There seems to be something of a myth going around that the zoning like ‘permission in principle’ system to be introduced in the Housing and PLanning Bill prevents securing of infrastructure and other requirements. Nothing could be further from the truth.
Permission in principle is nothing more than zoning land for a use and then at the same time gaining outline permission with all matters reserved for the same uses. Does this prevent infrastructure being secured? There are loose ends in the system but they can easily be tied up at report stage.
Here’s how you do it.
1. Zone for the Uses and Infrastructure More Precisely.

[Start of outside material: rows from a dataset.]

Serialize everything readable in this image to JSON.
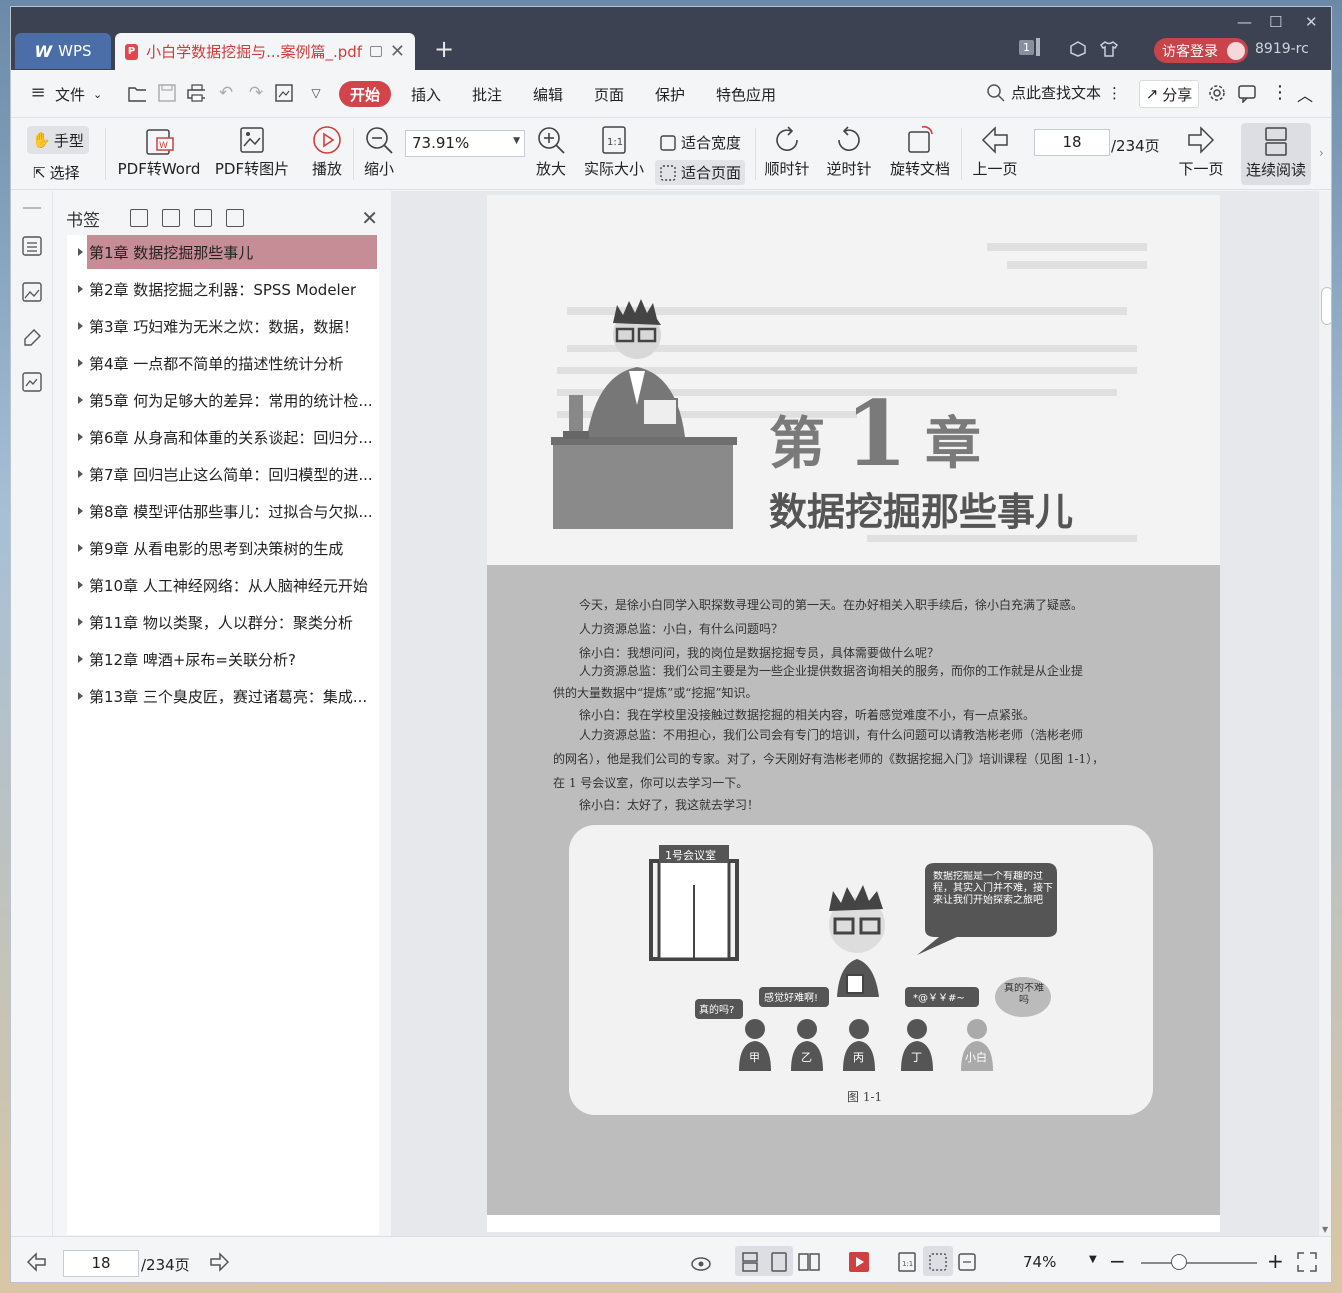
{
  "tabs": {
    "home_label": "WPS",
    "doc_title": "小白学数据挖掘与...案例篇_.pdf"
  },
  "titlebar": {
    "page_badge": "1",
    "login_label": "访客登录",
    "version": "8919-rc"
  },
  "menu": {
    "file_label": "文件",
    "start_label": "开始",
    "items": [
      "插入",
      "批注",
      "编辑",
      "页面",
      "保护",
      "特色应用"
    ],
    "search_label": "点此查找文本",
    "share_label": "分享"
  },
  "toolbar": {
    "hand_label": "手型",
    "select_label": "选择",
    "pdf_to_word": "PDF转Word",
    "pdf_to_image": "PDF转图片",
    "play": "播放",
    "zoom_out": "缩小",
    "zoom_value": "73.91%",
    "zoom_in": "放大",
    "actual_size": "实际大小",
    "fit_width": "适合宽度",
    "fit_page": "适合页面",
    "clockwise": "顺时针",
    "counter_clockwise": "逆时针",
    "rotate_doc": "旋转文档",
    "prev_page": "上一页",
    "current_page": "18",
    "total_pages": "/234页",
    "next_page": "下一页",
    "continuous_read": "连续阅读"
  },
  "bookmarks": {
    "title": "书签",
    "items": [
      "第1章 数据挖掘那些事儿",
      "第2章 数据挖掘之利器：SPSS Modeler",
      "第3章 巧妇难为无米之炊：数据，数据！",
      "第4章 一点都不简单的描述性统计分析",
      "第5章 何为足够大的差异：常用的统计检...",
      "第6章 从身高和体重的关系谈起：回归分...",
      "第7章 回归岂止这么简单：回归模型的进...",
      "第8章 模型评估那些事儿：过拟合与欠拟...",
      "第9章 从看电影的思考到决策树的生成",
      "第10章 人工神经网络：从人脑神经元开始",
      "第11章 物以类聚，人以群分：聚类分析",
      "第12章 啤酒+尿布=关联分析?",
      "第13章 三个臭皮匠，赛过诸葛亮：集成..."
    ]
  },
  "page_content": {
    "chapter_prefix": "第",
    "chapter_num": "1",
    "chapter_suffix": "章",
    "chapter_title": "数据挖掘那些事儿",
    "paragraphs": [
      "今天，是徐小白同学入职探数寻理公司的第一天。在办好相关入职手续后，徐小白充满了疑惑。",
      "人力资源总监：小白，有什么问题吗？",
      "徐小白：我想问问，我的岗位是数据挖掘专员，具体需要做什么呢？",
      "人力资源总监：我们公司主要是为一些企业提供数据咨询相关的服务，而你的工作就是从企业提",
      "供的大量数据中“提炼”或“挖掘”知识。",
      "徐小白：我在学校里没接触过数据挖掘的相关内容，听着感觉难度不小，有一点紧张。",
      "人力资源总监：不用担心，我们公司会有专门的培训，有什么问题可以请教浩彬老师（浩彬老师",
      "的网名），他是我们公司的专家。对了，今天刚好有浩彬老师的《数据挖掘入门》培训课程（见图 1-1），",
      "在 1 号会议室，你可以去学习一下。",
      "徐小白：太好了，我这就去学习！"
    ],
    "figure": {
      "room_label": "1号会议室",
      "speech_bubble": "数据挖掘是一个有趣的过程，其实入门并不难，接下来让我们开始探索之旅吧",
      "b1": "真的吗?",
      "b2": "感觉好难啊!",
      "b3": "*@￥￥#~",
      "thought": "真的不难吗",
      "people": [
        "甲",
        "乙",
        "丙",
        "丁",
        "小白"
      ],
      "caption": "图 1-1"
    }
  },
  "statusbar": {
    "current_page": "18",
    "total_pages": "/234页",
    "zoom_pct": "74%"
  }
}
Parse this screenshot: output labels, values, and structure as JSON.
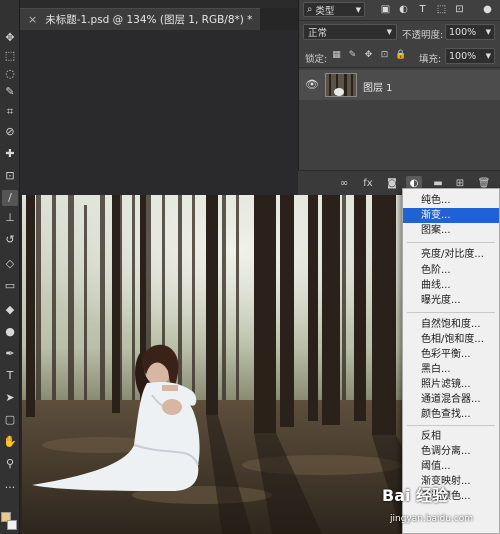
{
  "document": {
    "tab_title": "未标题-1.psd @ 134% (图层 1, RGB/8*) *",
    "close_glyph": "×"
  },
  "toolbar": {
    "icons": [
      "move-icon",
      "marquee-icon",
      "lasso-icon",
      "quick-select-icon",
      "crop-icon",
      "eyedropper-icon",
      "healing-icon",
      "brush-icon",
      "stamp-icon",
      "history-brush-icon",
      "eraser-icon",
      "gradient-icon",
      "blur-icon",
      "dodge-icon",
      "pen-icon",
      "type-icon",
      "path-select-icon",
      "shape-icon",
      "hand-icon",
      "zoom-icon",
      "more-icon"
    ],
    "foreground_color": "#e8c98a",
    "background_color": "#f2f2f2"
  },
  "layers_panel": {
    "filter_kind": "类型",
    "blend_mode": "正常",
    "opacity_label": "不透明度:",
    "opacity_value": "100%",
    "lock_label": "锁定:",
    "fill_label": "填充:",
    "fill_value": "100%",
    "layers": [
      {
        "name": "图层 1",
        "visible": true
      }
    ]
  },
  "adjustment_menu": {
    "groups": [
      [
        "纯色...",
        "渐变...",
        "图案..."
      ],
      [
        "亮度/对比度...",
        "色阶...",
        "曲线...",
        "曝光度..."
      ],
      [
        "自然饱和度...",
        "色相/饱和度...",
        "色彩平衡...",
        "黑白...",
        "照片滤镜...",
        "通道混合器...",
        "颜色查找..."
      ],
      [
        "反相",
        "色调分离...",
        "阈值...",
        "渐变映射...",
        "可选颜色..."
      ]
    ],
    "highlighted_item": "渐变..."
  },
  "watermark": {
    "logo": "Bai 经验",
    "url": "jingyan.baidu.com"
  },
  "colors": {
    "menu_highlight": "#1e62d6",
    "panel_bg": "#404040"
  }
}
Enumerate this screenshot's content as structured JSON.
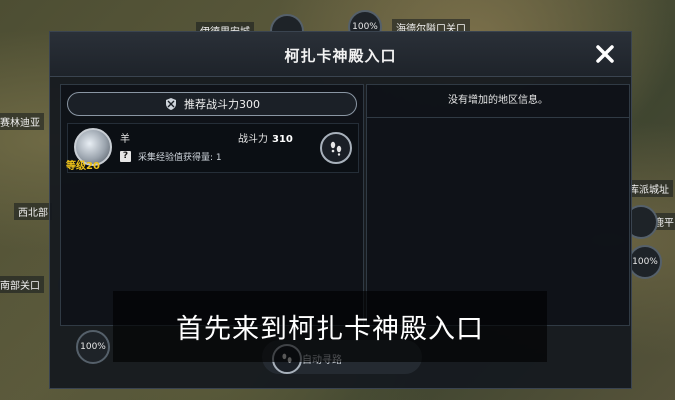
{
  "map": {
    "labels": [
      "赛林迪亚",
      "西北部",
      "南部关口",
      "海德尔隘口关口",
      "伊德里安城",
      "库派城址",
      "鹿平"
    ],
    "percent_badge": "100%"
  },
  "dialog": {
    "title": "柯扎卡神殿入口",
    "close_icon": "close-icon",
    "recommended_power": "推荐战斗力300",
    "monster": {
      "name": "羊",
      "level": "等级20",
      "power_label": "战斗力",
      "power_value": "310",
      "exp_text": "采集经验值获得量: 1",
      "exp_icon": "?"
    },
    "right_panel_text": "没有增加的地区信息。"
  },
  "bottom": {
    "auto_path_label": "自动寻路",
    "percent": "100%"
  },
  "subtitle": "首先来到柯扎卡神殿入口"
}
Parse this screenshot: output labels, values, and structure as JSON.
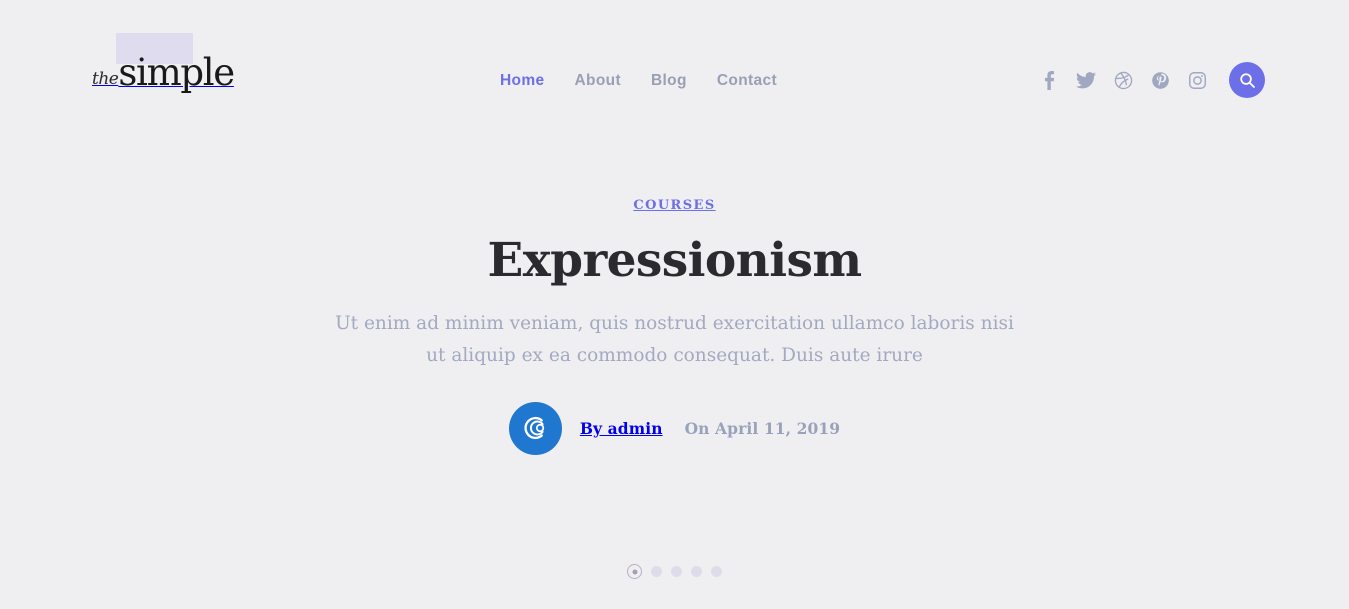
{
  "theme": {
    "background": "#efeff1",
    "accent": "#6c6fe8",
    "muted_text": "#9aa2bb",
    "heading_text": "#2b2b2f",
    "avatar_blue": "#1f77d0",
    "logo_highlight": "#dedcee",
    "dot_inactive": "#dedce9"
  },
  "header": {
    "logo": {
      "prefix": "the",
      "name": "simple"
    },
    "nav": {
      "items": [
        {
          "label": "Home",
          "active": true
        },
        {
          "label": "About",
          "active": false
        },
        {
          "label": "Blog",
          "active": false
        },
        {
          "label": "Contact",
          "active": false
        }
      ]
    },
    "social": [
      {
        "name": "facebook-icon",
        "label": "Facebook"
      },
      {
        "name": "twitter-icon",
        "label": "Twitter"
      },
      {
        "name": "dribbble-icon",
        "label": "Dribbble"
      },
      {
        "name": "pinterest-icon",
        "label": "Pinterest"
      },
      {
        "name": "instagram-icon",
        "label": "Instagram"
      }
    ],
    "search": {
      "icon": "search-icon",
      "label": "Search"
    }
  },
  "hero": {
    "category": "COURSES",
    "title": "Expressionism",
    "excerpt_line1": "Ut enim ad minim veniam, quis nostrud exercitation ullamco laboris nisi ut aliquip",
    "excerpt_line2": "ex ea commodo consequat. Duis aute irure",
    "excerpt": "Ut enim ad minim veniam, quis nostrud exercitation ullamco laboris nisi ut aliquip ex ea commodo consequat. Duis aute irure",
    "meta": {
      "author": "By admin",
      "date": "On April 11, 2019",
      "avatar_icon": "avatar-logo-c"
    }
  },
  "slider": {
    "dots": [
      {
        "index": 1,
        "active": true
      },
      {
        "index": 2,
        "active": false
      },
      {
        "index": 3,
        "active": false
      },
      {
        "index": 4,
        "active": false
      },
      {
        "index": 5,
        "active": false
      }
    ]
  }
}
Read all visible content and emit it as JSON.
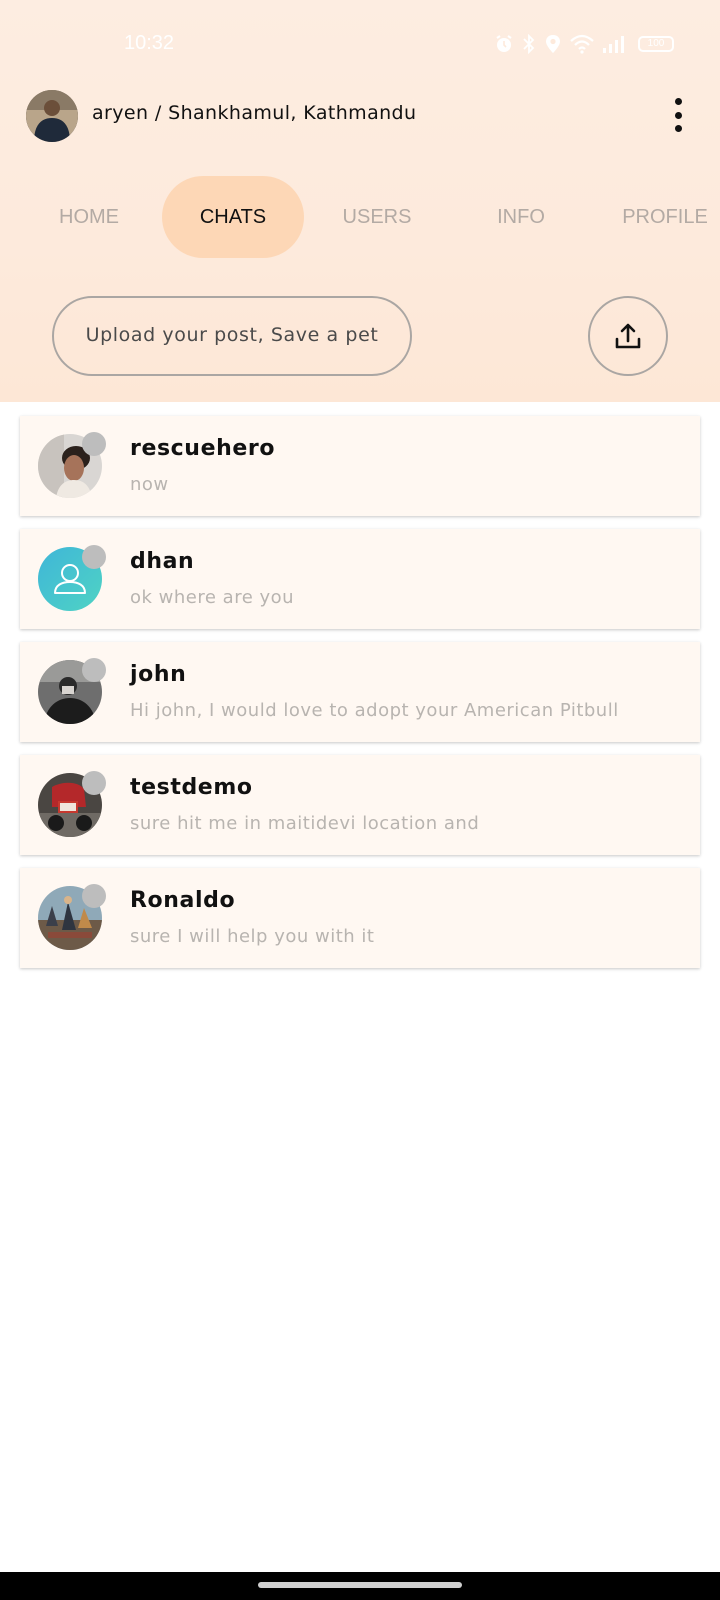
{
  "status_bar": {
    "time": "10:32",
    "battery": "100",
    "icons": [
      "alarm-icon",
      "bluetooth-icon",
      "location-icon",
      "wifi-icon",
      "signal-icon",
      "battery-icon"
    ]
  },
  "header": {
    "title": "aryen / Shankhamul, Kathmandu",
    "menu_icon": "more-vert-icon"
  },
  "tabs": [
    {
      "label": "HOME",
      "active": false
    },
    {
      "label": "CHATS",
      "active": true
    },
    {
      "label": "USERS",
      "active": false
    },
    {
      "label": "INFO",
      "active": false
    },
    {
      "label": "PROFILE",
      "active": false
    }
  ],
  "upload": {
    "text": "Upload your post, Save a pet",
    "button_icon": "upload-icon"
  },
  "chats": [
    {
      "name": "rescuehero",
      "message": "now"
    },
    {
      "name": "dhan",
      "message": "ok where are you"
    },
    {
      "name": "john",
      "message": "Hi john, I would love to adopt your American Pitbull"
    },
    {
      "name": "testdemo",
      "message": "sure hit me in maitidevi location and"
    },
    {
      "name": "Ronaldo",
      "message": "sure I will help you with it"
    }
  ],
  "colors": {
    "header_bg": "#fdeadc",
    "active_tab_bg": "#fdd7b6",
    "inactive_tab_text": "#b3aaa4",
    "chat_item_bg": "#fff8f2",
    "status_dot": "#bdbdbd",
    "default_avatar": "#3fc6c6"
  }
}
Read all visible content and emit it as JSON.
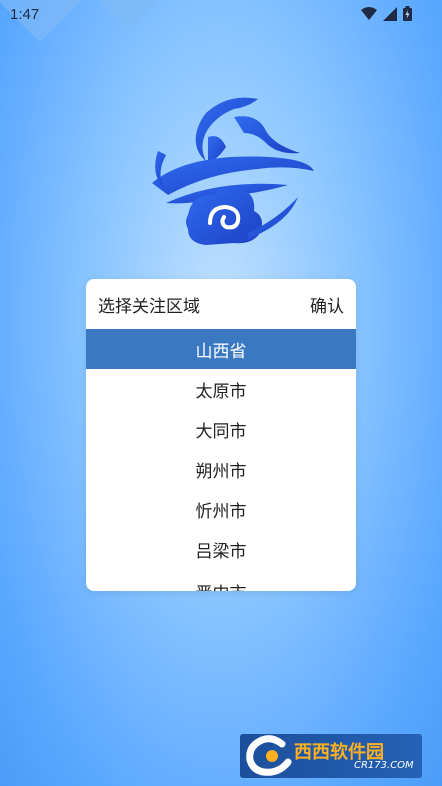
{
  "status_bar": {
    "time": "1:47"
  },
  "dialog": {
    "title": "选择关注区域",
    "confirm_label": "确认",
    "items": [
      "山西省",
      "太原市",
      "大同市",
      "朔州市",
      "忻州市",
      "吕梁市",
      "晋中市"
    ],
    "selected_index": 0
  },
  "watermark": {
    "brand": "西西软件园",
    "url": "CR173.COM"
  },
  "colors": {
    "selected_row": "#3a79c1",
    "logo_blue": "#2b59d8"
  }
}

On a large site that might before have been zoned for housing units you instead state something like ‘Minimum 1,500 housing units. x sqm A1 space, two primary schools…’ etc. This will then prompt the drawing up of a masterplan to secure such. Such sites will typically be zero CIL rated.
2. Introduce a Certification System to Ensure that the Requirements of the Zoning are Met
A techncial details consent is forthcoming on matters such as layout in a masterplan. As well as approving the details the LPA is defacto certifying the details are compliant with the permission in principle, otherwise the consent would be ultra vires.
3. Apply the Power to Approve Subject to Conditions
Lets say a masterplan is for ‘phase 1’ of a development and that requires a junction improvement and a primary school – outside the control of the applicant but within the zoning scope. The H&P Bill section 104 allows PiP be given subject to conditions. This can include negative conditions that development cannot go ahead until infrastructure agreements are in place. Developers for their part can submit unilateral undertakings as part of technical details consents. The UK equivalent of the US ‘contractual zoning’.
4. For Small Sites and none specific Infrastructure apply CIL
None of this applies to small sites, but CIL still applies, as it will for large sites for infrastructure that is not site specific